- Opening Delimiter -

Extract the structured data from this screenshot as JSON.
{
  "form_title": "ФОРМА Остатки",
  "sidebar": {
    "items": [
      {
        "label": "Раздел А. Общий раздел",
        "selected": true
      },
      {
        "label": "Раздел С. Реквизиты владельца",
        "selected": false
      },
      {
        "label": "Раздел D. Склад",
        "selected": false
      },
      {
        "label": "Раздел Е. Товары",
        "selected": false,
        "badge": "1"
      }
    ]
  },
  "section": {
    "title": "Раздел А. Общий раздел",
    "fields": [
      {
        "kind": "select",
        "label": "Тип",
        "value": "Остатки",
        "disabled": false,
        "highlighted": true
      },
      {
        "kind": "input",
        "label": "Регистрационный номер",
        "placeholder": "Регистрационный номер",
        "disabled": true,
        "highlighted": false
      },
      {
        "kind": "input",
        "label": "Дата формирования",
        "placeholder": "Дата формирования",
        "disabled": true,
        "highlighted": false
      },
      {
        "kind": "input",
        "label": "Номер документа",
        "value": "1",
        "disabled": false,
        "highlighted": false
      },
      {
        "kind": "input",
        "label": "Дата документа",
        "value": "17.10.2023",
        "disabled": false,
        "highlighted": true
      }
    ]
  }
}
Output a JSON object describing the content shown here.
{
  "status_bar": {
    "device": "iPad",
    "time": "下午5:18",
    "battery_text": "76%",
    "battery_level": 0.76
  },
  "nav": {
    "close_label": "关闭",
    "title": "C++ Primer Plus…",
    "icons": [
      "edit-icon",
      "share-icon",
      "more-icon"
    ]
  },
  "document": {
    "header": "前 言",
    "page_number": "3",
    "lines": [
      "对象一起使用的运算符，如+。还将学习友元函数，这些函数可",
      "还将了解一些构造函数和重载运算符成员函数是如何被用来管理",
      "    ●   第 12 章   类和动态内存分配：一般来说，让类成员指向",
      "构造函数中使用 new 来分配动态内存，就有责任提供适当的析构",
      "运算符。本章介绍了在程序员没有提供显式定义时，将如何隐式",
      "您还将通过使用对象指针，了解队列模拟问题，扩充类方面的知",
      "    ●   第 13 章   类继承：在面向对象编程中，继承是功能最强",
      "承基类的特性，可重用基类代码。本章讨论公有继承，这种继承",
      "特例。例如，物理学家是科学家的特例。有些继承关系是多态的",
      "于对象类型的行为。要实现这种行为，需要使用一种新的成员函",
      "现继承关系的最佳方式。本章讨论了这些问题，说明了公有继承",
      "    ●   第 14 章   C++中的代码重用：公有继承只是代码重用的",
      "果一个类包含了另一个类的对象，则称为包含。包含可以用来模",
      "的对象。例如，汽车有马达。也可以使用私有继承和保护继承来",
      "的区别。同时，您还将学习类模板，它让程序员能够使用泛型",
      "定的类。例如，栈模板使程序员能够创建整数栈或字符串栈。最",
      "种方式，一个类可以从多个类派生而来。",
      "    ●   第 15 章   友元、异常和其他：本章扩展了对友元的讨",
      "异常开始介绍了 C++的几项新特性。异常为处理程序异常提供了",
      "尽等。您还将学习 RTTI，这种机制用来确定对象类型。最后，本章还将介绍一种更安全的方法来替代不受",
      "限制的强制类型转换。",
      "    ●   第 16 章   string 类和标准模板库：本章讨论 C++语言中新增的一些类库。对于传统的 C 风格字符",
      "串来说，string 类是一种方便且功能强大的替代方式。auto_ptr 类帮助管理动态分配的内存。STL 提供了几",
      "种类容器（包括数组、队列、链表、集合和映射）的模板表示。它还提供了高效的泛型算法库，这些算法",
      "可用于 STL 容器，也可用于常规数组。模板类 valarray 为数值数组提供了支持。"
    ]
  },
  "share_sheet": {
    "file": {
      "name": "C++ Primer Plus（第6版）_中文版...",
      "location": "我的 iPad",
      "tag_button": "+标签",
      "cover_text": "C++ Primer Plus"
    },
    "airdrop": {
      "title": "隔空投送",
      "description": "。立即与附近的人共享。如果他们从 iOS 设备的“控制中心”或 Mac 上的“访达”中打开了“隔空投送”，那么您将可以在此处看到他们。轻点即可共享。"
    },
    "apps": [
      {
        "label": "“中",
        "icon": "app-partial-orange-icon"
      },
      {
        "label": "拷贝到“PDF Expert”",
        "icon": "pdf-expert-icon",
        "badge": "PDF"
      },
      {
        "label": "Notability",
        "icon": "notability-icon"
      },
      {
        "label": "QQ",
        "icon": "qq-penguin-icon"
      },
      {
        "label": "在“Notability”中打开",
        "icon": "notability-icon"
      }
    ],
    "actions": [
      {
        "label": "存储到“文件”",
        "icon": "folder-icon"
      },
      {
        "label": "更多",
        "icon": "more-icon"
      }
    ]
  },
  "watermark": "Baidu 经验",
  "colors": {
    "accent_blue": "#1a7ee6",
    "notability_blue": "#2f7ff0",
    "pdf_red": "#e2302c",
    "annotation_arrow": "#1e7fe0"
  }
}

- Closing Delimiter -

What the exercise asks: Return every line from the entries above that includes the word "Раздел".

Exercise output:
        "label": "Раздел А. Общий раздел",
        "label": "Раздел С. Реквизиты владельца",
        "label": "Раздел D. Склад",
        "label": "Раздел Е. Товары",
    "title": "Раздел А. Общий раздел",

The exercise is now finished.